The right location for you
What I’m about to tell you is nothing new; location is key to successful property investing. But although we all know this, you’d be surprised how many people give lip service to this and end up buying the wrong property in the wrong area
So what sort of location should we be looking at when starting out in property investment? The answer largely depends on why you are investing and what you are hoping to achieve.
Generally speaking, there are two reasons why an investor will buy property – either for income or for capital appreciation. Of course, many investors may aspire to a mix of both but will usually have a leaning one way or the other.
In broad terms, some locations have good prospects (long term) of capital appreciation, where as others are better for high yielding properties. So, empowered by the knowledge of what they are trying to achieve, you’d think that an investor would need only to seek the location where they will find “their type” of property. The reality though, is slightly more complicated.
Decisions can be swayed by emotions, and remaining objective especially if you’re just starting out, isn’t always easy. To give an example, making a buying decision that is heavily influenced on the fact that you wouldn’t want to live in the property you are thinking of buying yourself. Or, discounting a property purely because you don’t like the existing bathroom.
As I mentioned in my blog post last week, to become a successful investor you should base your decisions on the investment potential of a property and whether it will work in line with your goals.
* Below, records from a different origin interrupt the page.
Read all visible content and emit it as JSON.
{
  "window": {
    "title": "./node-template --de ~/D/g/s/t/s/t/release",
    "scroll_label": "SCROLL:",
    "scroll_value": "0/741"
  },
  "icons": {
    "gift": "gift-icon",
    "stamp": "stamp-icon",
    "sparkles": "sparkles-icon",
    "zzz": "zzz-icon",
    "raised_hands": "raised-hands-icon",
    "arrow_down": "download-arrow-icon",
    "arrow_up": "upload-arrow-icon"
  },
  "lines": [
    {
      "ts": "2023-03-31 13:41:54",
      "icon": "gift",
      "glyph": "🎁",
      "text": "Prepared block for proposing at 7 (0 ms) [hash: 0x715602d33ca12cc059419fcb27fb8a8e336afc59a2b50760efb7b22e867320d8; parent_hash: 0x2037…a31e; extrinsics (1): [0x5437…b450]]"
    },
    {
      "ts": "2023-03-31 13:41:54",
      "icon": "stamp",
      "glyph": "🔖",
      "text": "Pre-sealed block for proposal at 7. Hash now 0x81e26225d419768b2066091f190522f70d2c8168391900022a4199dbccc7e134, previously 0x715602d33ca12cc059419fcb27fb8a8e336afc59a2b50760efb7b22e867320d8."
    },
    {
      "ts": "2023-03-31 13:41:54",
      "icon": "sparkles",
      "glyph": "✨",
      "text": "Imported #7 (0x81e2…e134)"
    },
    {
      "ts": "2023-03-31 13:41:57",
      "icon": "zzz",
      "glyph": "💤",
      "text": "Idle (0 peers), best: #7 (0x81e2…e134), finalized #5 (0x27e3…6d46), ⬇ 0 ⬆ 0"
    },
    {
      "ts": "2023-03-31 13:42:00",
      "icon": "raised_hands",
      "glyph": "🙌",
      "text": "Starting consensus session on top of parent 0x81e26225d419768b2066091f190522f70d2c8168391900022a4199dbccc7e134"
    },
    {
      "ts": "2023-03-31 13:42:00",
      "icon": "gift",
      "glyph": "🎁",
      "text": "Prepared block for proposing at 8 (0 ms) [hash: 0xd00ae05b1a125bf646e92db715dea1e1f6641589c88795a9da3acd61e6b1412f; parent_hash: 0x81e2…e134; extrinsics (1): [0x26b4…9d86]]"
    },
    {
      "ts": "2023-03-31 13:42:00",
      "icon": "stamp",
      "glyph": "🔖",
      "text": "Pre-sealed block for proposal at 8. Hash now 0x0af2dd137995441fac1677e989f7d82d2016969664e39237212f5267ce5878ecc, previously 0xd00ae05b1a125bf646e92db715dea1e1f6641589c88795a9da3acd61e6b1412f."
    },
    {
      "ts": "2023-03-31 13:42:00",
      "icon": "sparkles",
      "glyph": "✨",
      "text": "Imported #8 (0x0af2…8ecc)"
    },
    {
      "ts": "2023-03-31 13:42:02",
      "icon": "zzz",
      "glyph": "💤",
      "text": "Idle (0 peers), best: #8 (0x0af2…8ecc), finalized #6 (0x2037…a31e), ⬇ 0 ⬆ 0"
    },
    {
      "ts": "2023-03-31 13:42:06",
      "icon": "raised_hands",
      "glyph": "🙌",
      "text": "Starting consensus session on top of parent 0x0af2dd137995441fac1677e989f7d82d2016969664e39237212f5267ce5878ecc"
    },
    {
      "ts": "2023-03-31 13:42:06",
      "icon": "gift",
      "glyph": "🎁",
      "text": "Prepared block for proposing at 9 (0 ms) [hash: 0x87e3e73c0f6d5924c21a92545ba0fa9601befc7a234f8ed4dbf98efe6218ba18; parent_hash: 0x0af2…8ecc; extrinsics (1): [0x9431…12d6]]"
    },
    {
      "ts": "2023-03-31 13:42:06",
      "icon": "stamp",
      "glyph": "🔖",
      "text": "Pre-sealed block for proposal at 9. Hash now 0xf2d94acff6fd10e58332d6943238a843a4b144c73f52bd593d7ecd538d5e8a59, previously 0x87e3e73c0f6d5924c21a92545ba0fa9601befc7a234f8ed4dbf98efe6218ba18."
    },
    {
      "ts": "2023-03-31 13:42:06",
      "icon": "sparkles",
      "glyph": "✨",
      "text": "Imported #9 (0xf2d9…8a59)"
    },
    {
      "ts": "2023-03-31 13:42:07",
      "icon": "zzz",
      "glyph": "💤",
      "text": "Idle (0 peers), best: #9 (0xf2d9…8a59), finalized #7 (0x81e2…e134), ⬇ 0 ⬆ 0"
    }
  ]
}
So rather than considering how you feel about the property emotionally, you should instead focus on whether there’s suitable rental demand for the location of the property and how a potential tenant may feel about the bathroom rather than yourself.
Following on from this, you should then consider the risks that might be associated with the location, and quantify the likelihood of any of these risks actually materialising. In other words, conduct a probability analysis.
For example, is there any possibility that the property you’re interested in could be subjected to a compulsory purchase if the local authority enlarges a local regeneration area? Or, what if the area you’re considering fails to undergo the regeneration that’s under consideration – how would the outcome impact on your investment then?
The truth is that property can be high risk or it can be low risk, depending upon what you buy and where, as well as why you’re buying.
To give a real life scenario, not so long back I bought a property that I intended to refurbish and let out once finished. I was buying with two criteria in mind – to increase the value of the property by more than I would spend on the refurbishment and to obtain a suitable return on my capital by renting it out.
To achieve my high target yield I choose a property in what some investors would consider a risky location, and I had to weigh up both the positive and negative risks associated with owning this property. (It certainly would have been poor investment practice to base my decision to buy purely on the yield).
Not only did I question if I would actually achieve the target yield, but if the area might stagnate or even decline in the short term or long term. It’s important to mention that not only was the property not in a particularly desirable area, but on the same street sat a derelict property and a property occupied by known drugs dealers.
However, my research from talking to neighbours and the local authority revealed that the derelict house had been subjected to compulsory purchase by the local authority and was being transferred to a Housing Association. Refurbishment work was scheduled to begin within twelve months.
Nevertheless, until the property was completed and the drugs dealers were gone (either evicted or sent to prison), I imagined demand from owner-occupiers would be somewhat diminished.
But as the remainder of the street was improving, I took the view that a serious decline in values was unlikely. In fact, values could fall by say 10% – 15% before I’d be in negative equity. My investment plan was to hold the property long term for yield, I was prepared to ride out the storm if there was one.
All in all, I felt that on the balance of probabilities I had much more to gain long term in owning this property than I was likely to lose short term, and although the risks were certainly very real, in the long run they seemed unlikely to be detrimental.
My analysis therefore went much further than just looking at location.
In my opinion, looking at location without undertaking a risk analysis in light of one’s investment strategy and financial goals is merely scratching the surface. Before any investor takes steps towards buying a property, a true understanding of all the “what if” scenarios and an assessment of their impact really is crucial.
With regard to the scenario in question, the derelict property has now been refurbished, the drug dealers have moved on and there are signs that its owner is about to undertake a full-scale renovation. Long term, I am confident that my risk analysis was correct and that my purchase will prove to be a safe, high yielding property, in an improving area.
Here’s to successful property investing.
Peter Jones B.Sc FRICS
Chartered Surveyor, Author & Property Investor
PS. By the way, I’ve rewritten and updated my best selling ebook, The Successful Property Investor’s Strategy Workshop, which is an account of how I put together my multi-property portfolio, starting from scratch and with no money of my own, and how you can do the same. For more details please go to www.ThePropertyTeacher.co.uk/PSStrat